    To the indomitable Emperor, his eternal and beloved Sovereign and Majesty Rudolf II.  From Giuseppe Arcimboldo of Milan, of multiple and varied ideas conceived by his own hand for the provision of tournaments.  In the year of grace, 1585.
 

This collection contained several drawings and sketches which Arcimboldo created for royal celebrations, pageantry, festivals, and processions.  The majority of these drawings were created in pencil and blue wash, with subjects ranging from animals such as elephants and dragons, to objects such as carriages and sleds.  other drawings depicted theatrical costumes, worn by members of court who assisted in the parades, accompanied by inscriptions to explain their functions.  For the liberal arts, for example, he designed a robe for Geometry, inscribed above:  “Geometry under the auspices of Archimedes the Sicilian and Archita the Calabrian.  Grey robe,” a robe for Astrology, notated: “Astrology under the auspices of Ptolemy the Alexandrian and Julius Hyginus the Roman.  White robe edged in red with golden stars.”  The majority of the designs, which are in Vienna and in Florence, were studies in preparation for the celebrations of the marriage of Archduke Charles of Syria and Maria Anna of Bavaria.  Fonteo gave a poetic account of it, including a long description of the festival, of the procession, and of the ceremony.  With his help, Arcimboldo designed the show, glorifying the patronage of the emperor.

Arcimboldo By Liana De Girolami Cheney

Thursday, April 10, 2014

Equality of the genders

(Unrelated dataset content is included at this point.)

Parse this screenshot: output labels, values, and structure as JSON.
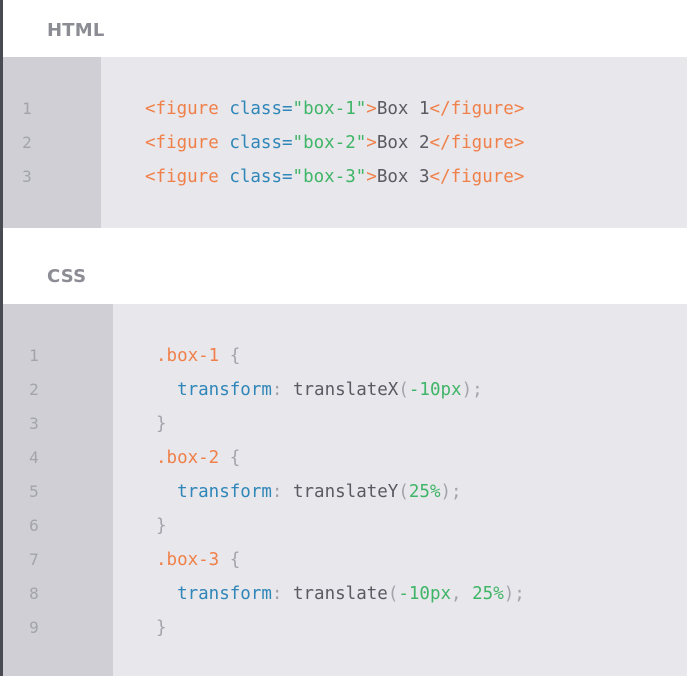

Anna Severska? from the Monte Carlo Russian Ballet sunbathing on a floating air mattress, ca. 1936-1937
[National Library of Australia]

Wednesday, April 9, 2014